## Required work
Skip the pictures and restate, word for word, the lines from the one containing "What data populates" to the end of the data below.
### Records
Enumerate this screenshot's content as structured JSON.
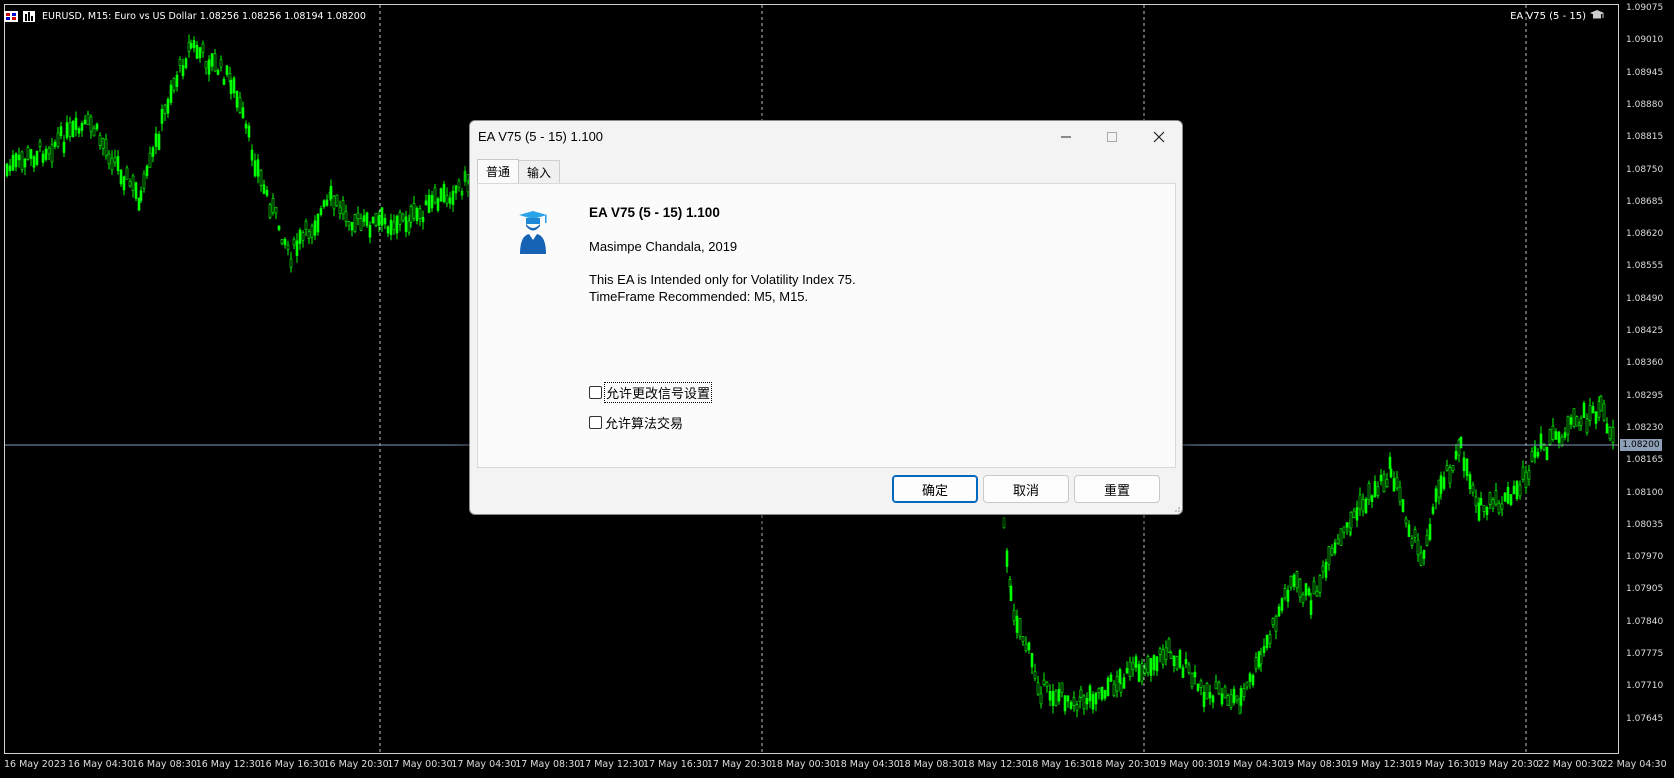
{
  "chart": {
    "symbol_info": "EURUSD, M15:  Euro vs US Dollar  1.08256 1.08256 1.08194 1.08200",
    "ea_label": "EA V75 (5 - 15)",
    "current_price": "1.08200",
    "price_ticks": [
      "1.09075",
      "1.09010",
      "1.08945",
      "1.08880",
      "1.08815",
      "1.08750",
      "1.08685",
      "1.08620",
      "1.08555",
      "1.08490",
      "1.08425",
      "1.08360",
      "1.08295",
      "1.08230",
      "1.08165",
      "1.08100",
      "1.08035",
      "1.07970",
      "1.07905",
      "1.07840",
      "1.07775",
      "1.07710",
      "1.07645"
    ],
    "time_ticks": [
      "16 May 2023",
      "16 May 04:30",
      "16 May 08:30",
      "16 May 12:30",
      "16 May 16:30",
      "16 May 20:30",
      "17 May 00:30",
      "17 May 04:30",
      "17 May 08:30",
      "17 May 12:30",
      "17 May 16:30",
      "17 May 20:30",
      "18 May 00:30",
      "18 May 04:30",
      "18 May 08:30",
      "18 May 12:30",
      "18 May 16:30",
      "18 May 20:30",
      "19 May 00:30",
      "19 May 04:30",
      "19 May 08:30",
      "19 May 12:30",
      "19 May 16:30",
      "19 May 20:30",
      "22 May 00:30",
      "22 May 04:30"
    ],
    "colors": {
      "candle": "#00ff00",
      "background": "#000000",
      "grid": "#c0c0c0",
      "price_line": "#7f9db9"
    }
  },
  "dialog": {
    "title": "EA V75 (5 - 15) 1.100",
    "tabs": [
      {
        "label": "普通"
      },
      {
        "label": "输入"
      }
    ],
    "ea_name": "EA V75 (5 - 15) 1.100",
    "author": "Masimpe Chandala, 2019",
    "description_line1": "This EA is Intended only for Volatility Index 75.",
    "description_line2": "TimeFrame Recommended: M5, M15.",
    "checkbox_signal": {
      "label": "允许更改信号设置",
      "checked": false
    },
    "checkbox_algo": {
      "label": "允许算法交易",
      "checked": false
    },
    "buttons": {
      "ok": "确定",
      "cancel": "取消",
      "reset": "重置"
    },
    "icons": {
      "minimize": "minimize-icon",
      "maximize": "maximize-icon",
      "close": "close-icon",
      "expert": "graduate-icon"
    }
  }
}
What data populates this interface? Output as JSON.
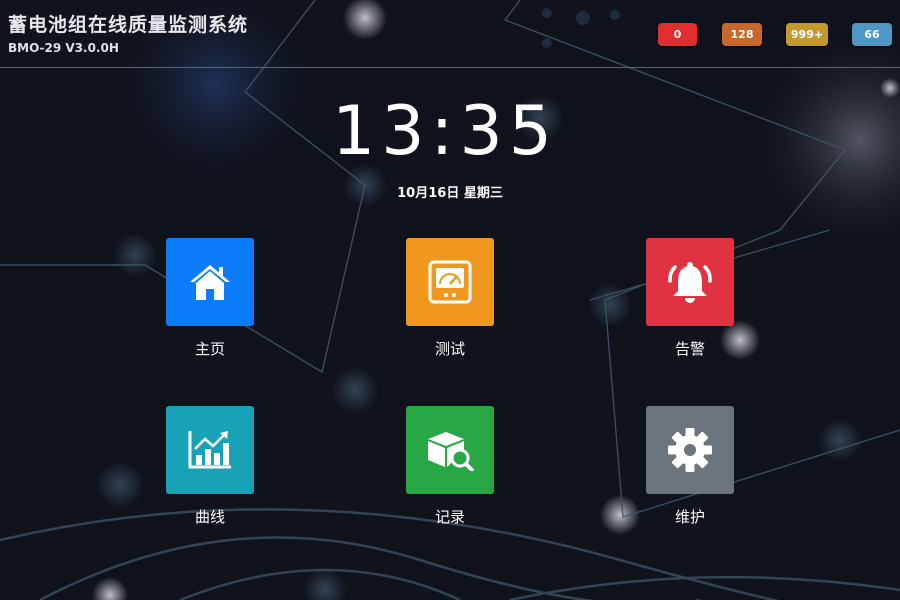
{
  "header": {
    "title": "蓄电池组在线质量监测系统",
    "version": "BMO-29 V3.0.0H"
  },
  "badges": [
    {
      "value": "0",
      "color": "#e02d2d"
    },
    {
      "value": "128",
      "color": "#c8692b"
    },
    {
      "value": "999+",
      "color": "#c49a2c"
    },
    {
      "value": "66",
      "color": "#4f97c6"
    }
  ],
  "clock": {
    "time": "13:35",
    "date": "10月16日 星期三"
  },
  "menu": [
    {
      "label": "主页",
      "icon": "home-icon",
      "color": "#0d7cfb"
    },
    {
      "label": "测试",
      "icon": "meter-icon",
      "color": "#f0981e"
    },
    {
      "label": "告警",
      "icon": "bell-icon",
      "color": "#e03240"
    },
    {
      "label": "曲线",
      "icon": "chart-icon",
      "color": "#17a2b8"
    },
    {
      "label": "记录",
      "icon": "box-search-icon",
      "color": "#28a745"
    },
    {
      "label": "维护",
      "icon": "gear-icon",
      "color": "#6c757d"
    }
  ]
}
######
## Task result
What data populates this interface? Output as JSON.
{
  "header": {
    "title": "蓄电池组在线质量监测系统",
    "version": "BMO-29 V3.0.0H"
  },
  "badges": [
    {
      "value": "0",
      "color": "#e02d2d"
    },
    {
      "value": "128",
      "color": "#c8692b"
    },
    {
      "value": "999+",
      "color": "#c49a2c"
    },
    {
      "value": "66",
      "color": "#4f97c6"
    }
  ],
  "clock": {
    "time": "13:35",
    "date": "10月16日 星期三"
  },
  "menu": [
    {
      "label": "主页",
      "icon": "home-icon",
      "color": "#0d7cfb"
    },
    {
      "label": "测试",
      "icon": "meter-icon",
      "color": "#f0981e"
    },
    {
      "label": "告警",
      "icon": "bell-icon",
      "color": "#e03240"
    },
    {
      "label": "曲线",
      "icon": "chart-icon",
      "color": "#17a2b8"
    },
    {
      "label": "记录",
      "icon": "box-search-icon",
      "color": "#28a745"
    },
    {
      "label": "维护",
      "icon": "gear-icon",
      "color": "#6c757d"
    }
  ]
}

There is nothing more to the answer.